Being a teenager can be difficult in ways that only teenagers can understand. Teenagers deserve to be treated with kindness and respect, and supported by mental health professionals if necessary. Having a chance to talk about what they're experiencing and how they're feeling can be highly beneficial for teens.
How do I get my teen to speak in therapy?
It's actually not your job to get your child to speak in therapy-that's the job of the therapist! You may find that your teen is more likely to speak if they have a session alone with a therapist. It's natural to want to be included in evert area of your teen's life, and to want to know everything they say. Finding a therapist that you can rely on will ensure that your teen gets the care they deserve, and you can feel comfortable knowing that your therapist will keep you apprised of important updates. You might even find that your teen is more open with you after attending their first session.
How much does therapy cost?

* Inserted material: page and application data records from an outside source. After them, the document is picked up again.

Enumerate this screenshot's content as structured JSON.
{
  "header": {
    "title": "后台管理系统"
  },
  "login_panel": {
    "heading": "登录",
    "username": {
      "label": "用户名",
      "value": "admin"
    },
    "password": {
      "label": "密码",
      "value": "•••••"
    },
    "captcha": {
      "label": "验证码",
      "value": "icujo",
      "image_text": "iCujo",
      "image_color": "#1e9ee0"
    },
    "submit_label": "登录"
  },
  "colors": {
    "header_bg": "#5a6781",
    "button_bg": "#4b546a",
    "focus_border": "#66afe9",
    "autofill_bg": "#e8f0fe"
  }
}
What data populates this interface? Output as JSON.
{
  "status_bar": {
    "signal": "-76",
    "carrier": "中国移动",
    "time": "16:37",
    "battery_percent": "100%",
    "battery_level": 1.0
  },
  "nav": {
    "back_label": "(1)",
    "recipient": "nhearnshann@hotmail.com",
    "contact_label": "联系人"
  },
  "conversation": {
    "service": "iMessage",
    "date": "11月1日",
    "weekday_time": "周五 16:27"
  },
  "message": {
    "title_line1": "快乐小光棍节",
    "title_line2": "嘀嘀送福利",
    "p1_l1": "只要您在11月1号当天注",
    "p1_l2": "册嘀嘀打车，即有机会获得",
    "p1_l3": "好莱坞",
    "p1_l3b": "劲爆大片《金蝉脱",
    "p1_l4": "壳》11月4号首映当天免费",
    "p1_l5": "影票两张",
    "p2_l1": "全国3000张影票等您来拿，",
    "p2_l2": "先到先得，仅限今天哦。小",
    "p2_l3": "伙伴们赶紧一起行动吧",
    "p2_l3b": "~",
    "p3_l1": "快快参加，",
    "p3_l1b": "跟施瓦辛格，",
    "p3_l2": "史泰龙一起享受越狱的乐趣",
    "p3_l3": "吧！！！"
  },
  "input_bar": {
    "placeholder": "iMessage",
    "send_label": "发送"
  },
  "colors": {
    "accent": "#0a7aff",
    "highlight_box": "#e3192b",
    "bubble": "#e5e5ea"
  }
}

The cost of therapy depends on where you live, the therapists's qualifications, and coverage from insurance companies. It can vary widely, but online therapy (including video sessions) is generally a more affordable option.
What are the signs of a troubled teenager?
It can be difficult to determine what is typical teenage behavior and what is the sign of a troubled teen. Even young adults who act out or seem to be in trouble constantly are doing their best. If you're worried about your teen, it might be a good idea to seek therapy. The help of a therapist can help your child process their emotions in healthy ways, and you might be surprised how much changes if you also give therapy a try.
What is DBT teen?
DBT teen might refer to a style of cognitive behavioral therapy that's made just for teens. Growing up in the digital era offers unique challenges for the teenagers of today, and many of us could benefit from therapeutic support. Research studies show that for different conditions in different patients, both results and prescribed drugs will differ. However, regardless of disorders or individual experience, there is usually great reward for going to therapy, with often much lower of a risk.